  • The latest reshuffle elevates diplomats who previously helped to engineer some of the short-lived bright spots in the denuclearization talks.
  • According to North Korea's state news agency, Kang Sok Ju has been named the new vice premier of the cabinet, overseeing foreign policy. Kang was involved in 1994 negotiations that led to the Agreed Framework…Kang's previous job, as first vice foreign minister, will be filled by Kim Kye Gwan, who led North Korea in six-party talks in 2005…The new vice foreign minister is Ri Yong Ho, Kim's deputy on the nuclear negotiating team…
  • Although the international community remains skeptical about North Korea's willingness to denuclearize, there has been momentum in recent weeks for another round of disarmament-for-aid discussions. Chinese officials have urged resumption of six-party talks.

North Korea Wants to Make a Deal – Jimmy Carter in The New York Times (9/26)

  • In July, North Korean officials invited me to come to Pyongyang to meet with Kim Jong-il…They wanted me to come in the hope that I might help resurrect the agreements on denuclearization and peace that were the last official acts of Kim Il-sung before his death in 1994.
  • I met with Kim Yong-nam, president of the presidium of the North’s Parliament, and Kim Kye-gwan, the vice foreign minister and chief negotiator for North Korea in the six-party nuclear talks. Both of them had participated in my previous negotiations with Kim Il-sung.
  • They expressed concern about several recent American actions, including unwarranted sanctions, ostentatious inclusion of North Korea among nations subject to nuclear attack and provocative military maneuvers with South Korea.
  • Still, they said, they were ready to demonstrate their desire for peace and denuclearization.

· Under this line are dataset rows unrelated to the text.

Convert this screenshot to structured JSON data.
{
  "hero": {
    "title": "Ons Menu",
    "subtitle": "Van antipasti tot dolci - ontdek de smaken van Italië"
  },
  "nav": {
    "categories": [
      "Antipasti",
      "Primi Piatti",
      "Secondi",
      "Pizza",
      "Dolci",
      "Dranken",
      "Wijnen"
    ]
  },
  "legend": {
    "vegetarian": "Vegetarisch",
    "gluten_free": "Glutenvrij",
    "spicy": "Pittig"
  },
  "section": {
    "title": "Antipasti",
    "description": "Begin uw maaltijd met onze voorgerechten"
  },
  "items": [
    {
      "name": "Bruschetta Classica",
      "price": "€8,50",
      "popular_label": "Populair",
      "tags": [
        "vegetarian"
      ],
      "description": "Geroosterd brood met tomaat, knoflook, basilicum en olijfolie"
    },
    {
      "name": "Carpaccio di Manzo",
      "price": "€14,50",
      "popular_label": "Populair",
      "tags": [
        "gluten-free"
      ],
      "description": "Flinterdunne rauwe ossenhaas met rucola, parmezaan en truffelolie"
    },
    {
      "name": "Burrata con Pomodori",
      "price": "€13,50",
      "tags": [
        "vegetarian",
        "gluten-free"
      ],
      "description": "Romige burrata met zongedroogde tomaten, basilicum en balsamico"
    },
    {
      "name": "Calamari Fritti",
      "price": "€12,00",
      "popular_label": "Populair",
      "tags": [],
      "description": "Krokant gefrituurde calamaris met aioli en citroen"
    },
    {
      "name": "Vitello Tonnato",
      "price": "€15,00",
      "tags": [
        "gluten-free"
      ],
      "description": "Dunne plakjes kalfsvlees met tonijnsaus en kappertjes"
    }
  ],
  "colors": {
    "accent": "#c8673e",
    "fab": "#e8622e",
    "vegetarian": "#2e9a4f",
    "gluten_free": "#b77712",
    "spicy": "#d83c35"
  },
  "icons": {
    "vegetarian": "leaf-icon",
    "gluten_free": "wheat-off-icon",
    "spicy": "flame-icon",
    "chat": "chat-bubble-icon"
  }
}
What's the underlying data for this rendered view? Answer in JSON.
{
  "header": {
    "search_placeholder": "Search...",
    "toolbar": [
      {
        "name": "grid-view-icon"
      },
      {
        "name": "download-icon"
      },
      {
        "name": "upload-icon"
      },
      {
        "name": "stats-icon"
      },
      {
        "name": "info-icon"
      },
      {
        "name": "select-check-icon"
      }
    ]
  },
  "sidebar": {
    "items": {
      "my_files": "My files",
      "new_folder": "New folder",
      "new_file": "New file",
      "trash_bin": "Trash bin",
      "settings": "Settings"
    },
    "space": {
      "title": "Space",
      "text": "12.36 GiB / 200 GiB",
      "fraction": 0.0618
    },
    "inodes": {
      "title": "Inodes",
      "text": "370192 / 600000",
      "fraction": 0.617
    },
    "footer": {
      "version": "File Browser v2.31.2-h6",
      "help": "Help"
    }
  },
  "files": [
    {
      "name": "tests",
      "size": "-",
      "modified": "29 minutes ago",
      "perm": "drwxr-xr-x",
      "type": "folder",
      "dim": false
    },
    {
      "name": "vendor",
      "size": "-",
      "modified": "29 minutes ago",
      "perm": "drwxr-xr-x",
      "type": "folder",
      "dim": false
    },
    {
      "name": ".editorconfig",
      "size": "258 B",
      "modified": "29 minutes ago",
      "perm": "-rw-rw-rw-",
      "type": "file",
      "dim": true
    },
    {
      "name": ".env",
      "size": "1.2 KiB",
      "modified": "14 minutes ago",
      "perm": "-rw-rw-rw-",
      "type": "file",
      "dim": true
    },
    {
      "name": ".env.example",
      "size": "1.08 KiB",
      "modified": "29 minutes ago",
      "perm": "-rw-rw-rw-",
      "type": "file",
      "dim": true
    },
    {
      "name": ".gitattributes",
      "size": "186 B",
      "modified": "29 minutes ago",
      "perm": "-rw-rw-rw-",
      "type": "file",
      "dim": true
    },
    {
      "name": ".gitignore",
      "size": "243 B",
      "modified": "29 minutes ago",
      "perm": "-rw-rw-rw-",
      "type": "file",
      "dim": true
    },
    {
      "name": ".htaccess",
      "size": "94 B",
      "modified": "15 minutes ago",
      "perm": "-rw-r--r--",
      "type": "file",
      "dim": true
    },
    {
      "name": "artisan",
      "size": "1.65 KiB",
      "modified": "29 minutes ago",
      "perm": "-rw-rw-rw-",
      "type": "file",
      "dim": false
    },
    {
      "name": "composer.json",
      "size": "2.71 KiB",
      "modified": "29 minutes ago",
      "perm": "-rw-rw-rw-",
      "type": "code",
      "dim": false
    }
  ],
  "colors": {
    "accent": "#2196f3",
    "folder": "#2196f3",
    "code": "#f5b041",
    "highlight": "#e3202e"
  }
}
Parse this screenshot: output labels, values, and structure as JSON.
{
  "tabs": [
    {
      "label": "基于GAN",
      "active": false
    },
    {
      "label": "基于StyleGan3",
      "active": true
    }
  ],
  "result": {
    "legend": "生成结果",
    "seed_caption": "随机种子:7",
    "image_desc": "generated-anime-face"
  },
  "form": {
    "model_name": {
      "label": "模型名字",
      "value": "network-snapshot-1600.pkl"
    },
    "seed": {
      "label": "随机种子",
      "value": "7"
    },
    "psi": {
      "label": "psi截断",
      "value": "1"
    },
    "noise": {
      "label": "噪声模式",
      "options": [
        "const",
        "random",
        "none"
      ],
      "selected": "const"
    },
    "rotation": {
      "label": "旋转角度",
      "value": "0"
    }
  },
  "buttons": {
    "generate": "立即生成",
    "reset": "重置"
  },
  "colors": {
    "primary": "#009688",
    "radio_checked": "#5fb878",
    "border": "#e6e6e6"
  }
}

They referred to the six-party talks as being “sentenced to death but not yet executed.” The following week I traveled to Beijing, where Chinese leaders informed me that Mr. Kim had delivered the same points to them while I was in Pyongyang.
  • A settlement on the Korean Peninsula is crucial to peace and stability in Asia, and it is long overdue. These positive messages from North Korea should be pursued aggressively and without delay, with each step in the process carefully and thoroughly confirmed.

Don’t Sink Diplomacy - Joel Wit in The New York Times (5/18)

  • In the aftermath of the Cheonan sinking, the United States and South Korea must recognize that a return to dialogue would serve our interests. It is the only realistic way to rein in North Korea’s objectionable activities.
  • In the 16 years I have worked with North Korea, I have made 18 trips there, and I remain convinced that sustained diplomatic engagement is the only way to encourage the North to moderate its threatening behavior. The alternative is far worse: an isolated North Korea that is heading down a path of defiance.
  • The Cheonan sinking provides an opportunity for the Obama administration to shift its approach to North Korea. Now, we should avoid steps that might lead to a major escalation of tensions.
  • Instead of demanding new preconditions for talks — an apology for the Cheonan, for example — we should mount a gradual pragmatic effort to engage in new discussions, not as a reward for bad behavior or to talk for the sake of talking, but to make us more secure.
  • While this process would not eliminate all of North Korea’s nuclear weapons right away, as trust is restored, the North may reach a point where it no longer sees them as vital to its national security. But our immediate focus should be on the journey toward denuclearization, not on the final destination.